-Reduced rate of false positives (test is called abnormal, but the coronary arteries have no significant blockages)

-No radiation involved (which adds to costs and cancer risk)

-The echocardiogram allows assessment of the entire anatomy of the heart, thus detecting any thickening (hypertrophy), enlargement  or weakness of the heart muscle, that would mean the PVCs are potentially dangerous.

Unfortunately, my patient’s stress echo (done at another medical center) was botched and read as showing evidence for a blockage when there was none.  An invasive and potentially life-threatening procedure, a cardiac catheterization was recommended.  Similar to the situation I’ve pointed out with the performance and interpretation of echocardiograms (see here),  there is no guarantee that your stress echo will be performed or interpreted by someone who actually knows what they are doing.  So, although the stress echo in published studies or in the hands of someone who is truly expert in interpretation, has a low yield of false positives, in clinical practice the situation is not always the same.

Given that Janet was very active without any symptoms, she balked at getting the catheterization and came to me for a second opinion. I felt the stress echo was a false positive and did not feel the catheterization was warranted. We discussed alternatives, and because Janet needed more reassurance of the normality of her heart (partially because her father had died suddenly in his sixties) and thus the benignity of her palpitations/PVCs, she underwent a coronary CT angiogram instead. This noninvasive exam (which involves IV contrast administration, and is different from a coronary calcium scan), showed that her coronary arteries were totally normal.

lad-ccta
Images from Janet’s coronary CT angiogram showing the left anterior descending (LAD) coronary artery coming off the aorta. The LAD (and her other coronaries) were totally free of any plaque build-up.)

Benign PVCs-Treatment Options

Once we have demonstrated that the heart is structurally normal, reassurance is often the only treatment that is needed.  Now that the patient understands exactly what is going on with the heart and that it is common and not dangerous, they are less likely to become anxious when the PVCs come on.

PVCS can create a vicious cycle because the anxiety they provoke can cause  an increase in neurohormonal factors (catecholamines/adrenalin) that may increase heart rate , make the heart beat stronger and increase the  frequency of the PVCs.

Some patients, find their PVCs are triggered by caffeine (tea, soda, coffee, chocolate) or stress, and reducing or eliminating those triggers helps greatly. Others, like Janet, have already eliminated caffeine, and are not under significant stress.
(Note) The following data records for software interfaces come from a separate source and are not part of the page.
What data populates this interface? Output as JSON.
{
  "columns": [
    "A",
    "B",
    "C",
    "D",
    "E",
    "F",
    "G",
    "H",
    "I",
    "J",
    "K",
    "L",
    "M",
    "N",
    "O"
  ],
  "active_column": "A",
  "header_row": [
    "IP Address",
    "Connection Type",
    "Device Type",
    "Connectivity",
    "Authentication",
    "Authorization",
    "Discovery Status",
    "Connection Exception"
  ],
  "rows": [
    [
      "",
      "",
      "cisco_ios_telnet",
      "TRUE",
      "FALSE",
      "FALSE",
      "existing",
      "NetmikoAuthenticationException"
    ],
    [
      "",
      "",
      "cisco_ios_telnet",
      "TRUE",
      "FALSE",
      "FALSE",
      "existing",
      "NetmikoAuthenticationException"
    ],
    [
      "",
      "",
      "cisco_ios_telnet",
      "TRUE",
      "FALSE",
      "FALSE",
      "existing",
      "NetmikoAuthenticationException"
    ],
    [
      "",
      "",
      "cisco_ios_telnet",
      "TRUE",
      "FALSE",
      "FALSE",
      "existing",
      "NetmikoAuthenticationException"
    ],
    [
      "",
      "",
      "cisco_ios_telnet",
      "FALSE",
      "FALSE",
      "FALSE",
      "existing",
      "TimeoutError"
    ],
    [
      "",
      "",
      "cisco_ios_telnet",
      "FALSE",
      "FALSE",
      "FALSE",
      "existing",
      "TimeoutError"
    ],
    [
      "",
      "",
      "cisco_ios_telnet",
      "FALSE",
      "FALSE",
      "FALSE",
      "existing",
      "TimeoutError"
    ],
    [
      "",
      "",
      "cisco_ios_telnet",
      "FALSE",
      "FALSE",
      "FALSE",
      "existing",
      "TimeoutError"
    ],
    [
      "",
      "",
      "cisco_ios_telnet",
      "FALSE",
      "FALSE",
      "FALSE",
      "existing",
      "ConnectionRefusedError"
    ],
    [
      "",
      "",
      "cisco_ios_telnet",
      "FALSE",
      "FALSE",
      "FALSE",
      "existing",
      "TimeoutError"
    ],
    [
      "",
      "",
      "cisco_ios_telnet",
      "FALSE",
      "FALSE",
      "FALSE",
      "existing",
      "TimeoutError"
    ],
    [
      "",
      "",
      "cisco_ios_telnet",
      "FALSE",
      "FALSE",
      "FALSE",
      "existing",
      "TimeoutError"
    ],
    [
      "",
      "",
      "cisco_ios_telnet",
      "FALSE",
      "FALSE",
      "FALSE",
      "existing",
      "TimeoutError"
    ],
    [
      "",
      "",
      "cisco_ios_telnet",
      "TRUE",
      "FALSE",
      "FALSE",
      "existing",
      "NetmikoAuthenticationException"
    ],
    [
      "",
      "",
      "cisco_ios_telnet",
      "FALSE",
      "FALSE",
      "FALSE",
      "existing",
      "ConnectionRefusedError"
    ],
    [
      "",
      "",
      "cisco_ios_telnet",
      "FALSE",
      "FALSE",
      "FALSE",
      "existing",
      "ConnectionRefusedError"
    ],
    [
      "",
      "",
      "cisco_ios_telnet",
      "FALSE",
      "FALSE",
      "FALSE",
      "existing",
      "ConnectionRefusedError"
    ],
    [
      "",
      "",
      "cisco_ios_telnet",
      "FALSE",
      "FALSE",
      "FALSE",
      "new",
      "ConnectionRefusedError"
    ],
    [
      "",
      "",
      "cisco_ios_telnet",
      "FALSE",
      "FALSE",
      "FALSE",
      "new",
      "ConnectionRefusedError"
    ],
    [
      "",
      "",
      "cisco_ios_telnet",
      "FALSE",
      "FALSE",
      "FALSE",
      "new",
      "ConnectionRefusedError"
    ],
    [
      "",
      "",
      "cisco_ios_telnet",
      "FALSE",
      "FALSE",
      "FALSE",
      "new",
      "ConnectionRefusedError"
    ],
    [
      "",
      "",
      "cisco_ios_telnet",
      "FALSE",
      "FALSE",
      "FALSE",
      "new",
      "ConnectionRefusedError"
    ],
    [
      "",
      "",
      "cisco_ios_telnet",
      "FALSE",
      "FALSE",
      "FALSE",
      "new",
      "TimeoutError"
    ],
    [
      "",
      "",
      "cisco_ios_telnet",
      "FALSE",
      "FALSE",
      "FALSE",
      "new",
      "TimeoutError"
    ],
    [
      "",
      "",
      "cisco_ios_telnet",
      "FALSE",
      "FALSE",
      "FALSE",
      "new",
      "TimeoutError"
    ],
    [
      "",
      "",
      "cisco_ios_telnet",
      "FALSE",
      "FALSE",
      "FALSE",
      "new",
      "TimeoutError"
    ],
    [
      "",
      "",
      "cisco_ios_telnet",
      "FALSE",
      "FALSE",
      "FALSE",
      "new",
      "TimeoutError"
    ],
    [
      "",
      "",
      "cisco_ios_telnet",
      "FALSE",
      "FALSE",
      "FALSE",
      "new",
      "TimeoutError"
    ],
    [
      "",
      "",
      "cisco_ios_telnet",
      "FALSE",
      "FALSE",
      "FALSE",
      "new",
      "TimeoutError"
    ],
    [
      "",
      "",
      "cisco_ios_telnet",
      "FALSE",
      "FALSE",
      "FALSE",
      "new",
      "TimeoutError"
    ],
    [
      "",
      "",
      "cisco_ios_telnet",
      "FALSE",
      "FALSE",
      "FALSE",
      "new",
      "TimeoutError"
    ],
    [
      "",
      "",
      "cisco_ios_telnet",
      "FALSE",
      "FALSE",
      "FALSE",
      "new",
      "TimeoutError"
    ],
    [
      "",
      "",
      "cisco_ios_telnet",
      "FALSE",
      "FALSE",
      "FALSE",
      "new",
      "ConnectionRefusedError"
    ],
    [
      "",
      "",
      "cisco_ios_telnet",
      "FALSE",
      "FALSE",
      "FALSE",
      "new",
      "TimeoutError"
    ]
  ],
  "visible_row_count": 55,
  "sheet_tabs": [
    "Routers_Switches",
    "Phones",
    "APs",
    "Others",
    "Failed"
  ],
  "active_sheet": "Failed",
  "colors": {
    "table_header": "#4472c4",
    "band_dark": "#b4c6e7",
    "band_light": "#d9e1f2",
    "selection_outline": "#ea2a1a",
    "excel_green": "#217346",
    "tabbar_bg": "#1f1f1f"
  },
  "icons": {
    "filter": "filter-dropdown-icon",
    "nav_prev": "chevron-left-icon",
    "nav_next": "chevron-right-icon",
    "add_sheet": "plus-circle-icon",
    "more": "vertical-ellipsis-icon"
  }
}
Since I’m already over a thousand words in this post, I’ll discuss treatment options for these patients with benign PVCs who continue to have troubling symptoms after reassurance and caffeine reduction in a subsequent post.

Prematurely Yours,

-ACP